The group’s eight members, all longtime Hong Kong residents, use aliases in their work to keep public attention focused on their mission instead of their personalities but also because anonymity helps shield them from potential legal trouble. They agreed to be interviewed on the condition that they be identified only by their aliases.

The HK Urbex members often spend weeks researching obscure and abandoned sites before visiting them. Once inside, they document everyday items that they stumble upon — family portraits, X-rays, ancestral shrines, a broken piggy bank — and that will probably never be recorded in history books.

“If not for this group of urban adventurers, all of these buildings would eventually disappear without anyone knowing what they meant to society at a certain point in time,” said Lee Ho Yin, the director of architectural conservation programs at the University of Hong Kong. He added that he regarded the group’s members as “extreme urban anthropologists.”

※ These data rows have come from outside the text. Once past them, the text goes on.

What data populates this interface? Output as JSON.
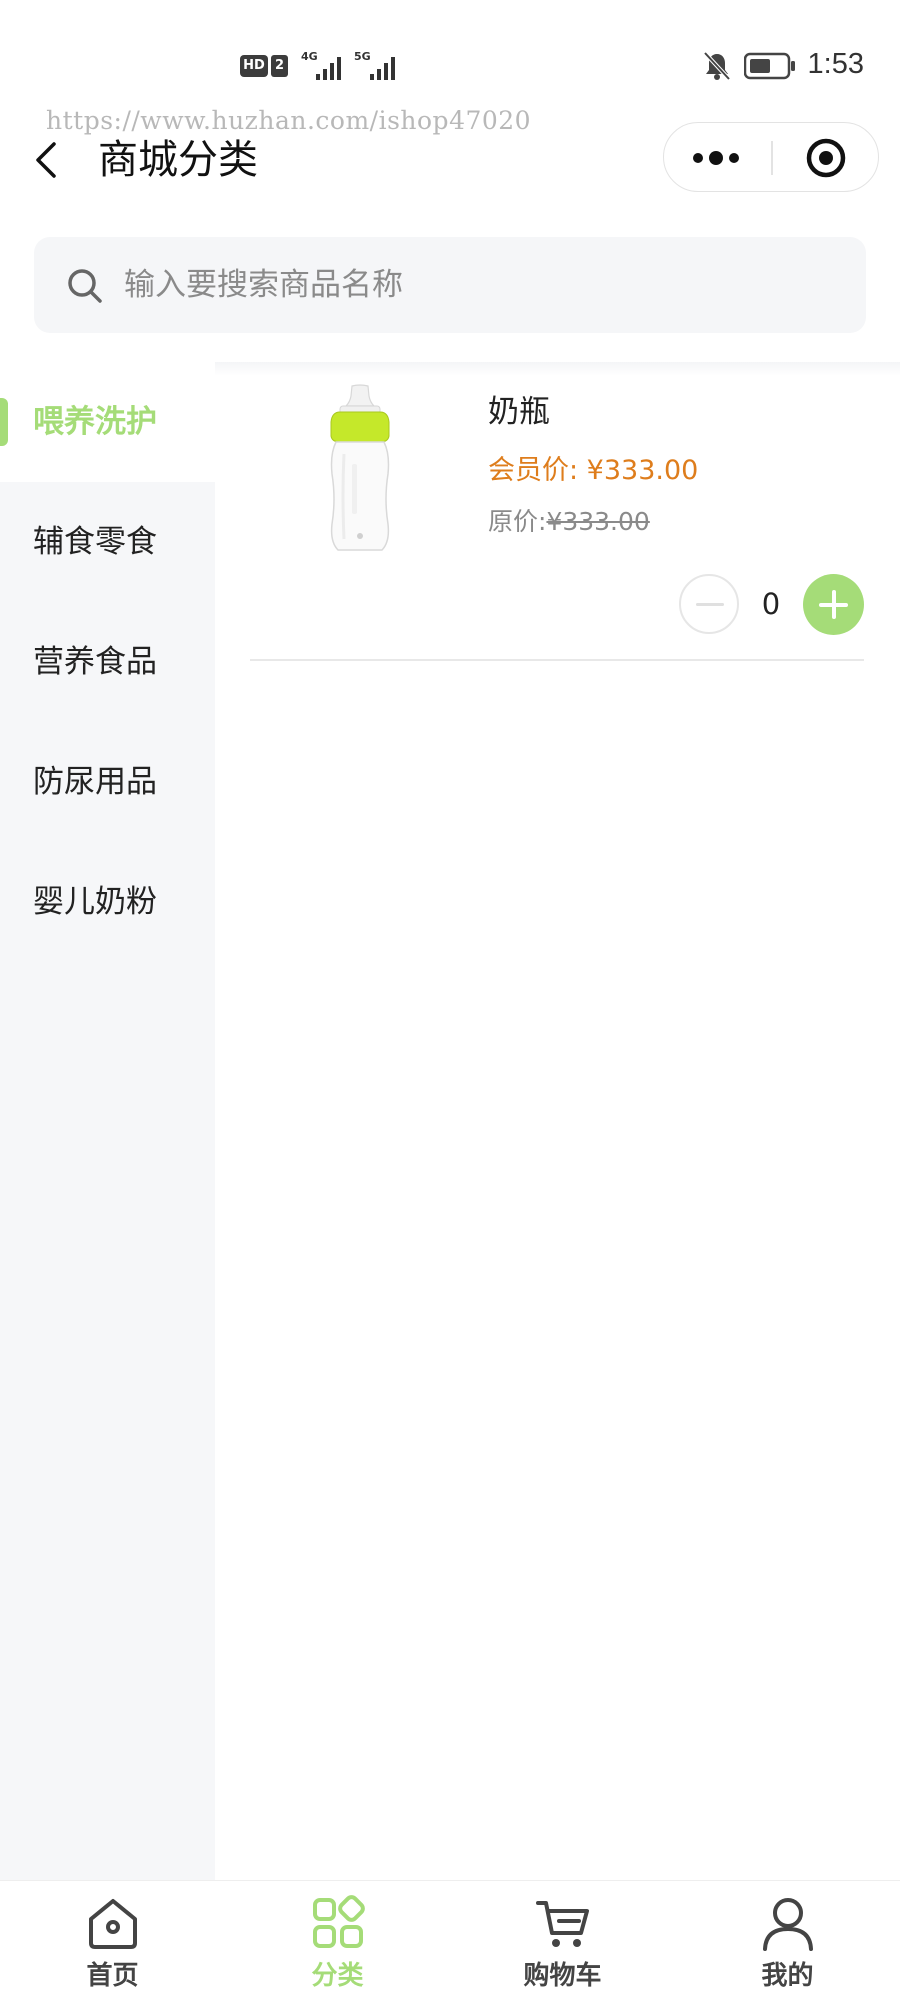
{
  "status_bar": {
    "hd": "HD",
    "sim": "2",
    "net1": "4G",
    "net2": "5G",
    "time": "1:53"
  },
  "watermark": "https://www.huzhan.com/ishop47020",
  "nav": {
    "title": "商城分类"
  },
  "search": {
    "placeholder": "输入要搜索商品名称",
    "value": ""
  },
  "categories": [
    {
      "label": "喂养洗护",
      "active": true
    },
    {
      "label": "辅食零食",
      "active": false
    },
    {
      "label": "营养食品",
      "active": false
    },
    {
      "label": "防尿用品",
      "active": false
    },
    {
      "label": "婴儿奶粉",
      "active": false
    }
  ],
  "products": [
    {
      "name": "奶瓶",
      "member_price": "会员价: ¥333.00",
      "original_label": "原价:",
      "original_price": "¥333.00",
      "quantity": "0"
    }
  ],
  "tabs": [
    {
      "label": "首页",
      "icon": "home-icon",
      "active": false
    },
    {
      "label": "分类",
      "icon": "category-icon",
      "active": true
    },
    {
      "label": "购物车",
      "icon": "cart-icon",
      "active": false
    },
    {
      "label": "我的",
      "icon": "user-icon",
      "active": false
    }
  ],
  "colors": {
    "accent": "#a5dc78",
    "price": "#de7d1c",
    "sidebar_bg": "#f6f7f9"
  }
}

The Hong Kong government’s Antiquities and Monuments Office has granted 114 buildings and cultural landmarks permanent protection from development, and assigned grades to about 1,000 historic buildings, a list that may soon include the 1952 State Theater.

But Professor Lee of the University of Hong Kong said that the second classification did not legally protect buildings from demolition, and that Hong Kong officials — unlike their counterparts in Singapore, another wealthy Asian city and former British colony — rarely bestowed conservation status on modernist landmarks like the State Theater.

“Unfortunately, the economy of Hong Kong is still very much pegged to property development,” he said.

A spokeswoman for the Antiquities and Monuments Office, reached by telephone, declined to comment on HK Urbex or its activities.

The group was formed in 2013 by Ghost and a friend, who goes by the alias Echo Delta. They both are part-time filmmakers, and they discovered their initial HK Urbex sites while scouting locations for film shoots, Echo Delta said.

After a video they shot of a Hong Kong shipwreck received wide coverage in the city’s Chinese-language news media, they said, they decided to create the HK Urbex Facebook page, and later a YouTube channel and Tumblr blog.

HK Urbex members say their videos are visual expressions of the “localist” political movement that has recently gained support in Hong Kong and reflects a conviction among many younger people that their city’s identity is distinct from that of the Chinese mainland.

The localist movement is itself an outgrowth of the pro-democracy Occupy Central protests of 2014, which swept Hong Kong and reflected a widespread fear among many people here that Beijing is running roughshod over the “one country, two systems” principle governing Hong Kong’s transfer to Chinese rule. The principle granted the city a high degree of legal, financial and political autonomy until 2047.

The New York Times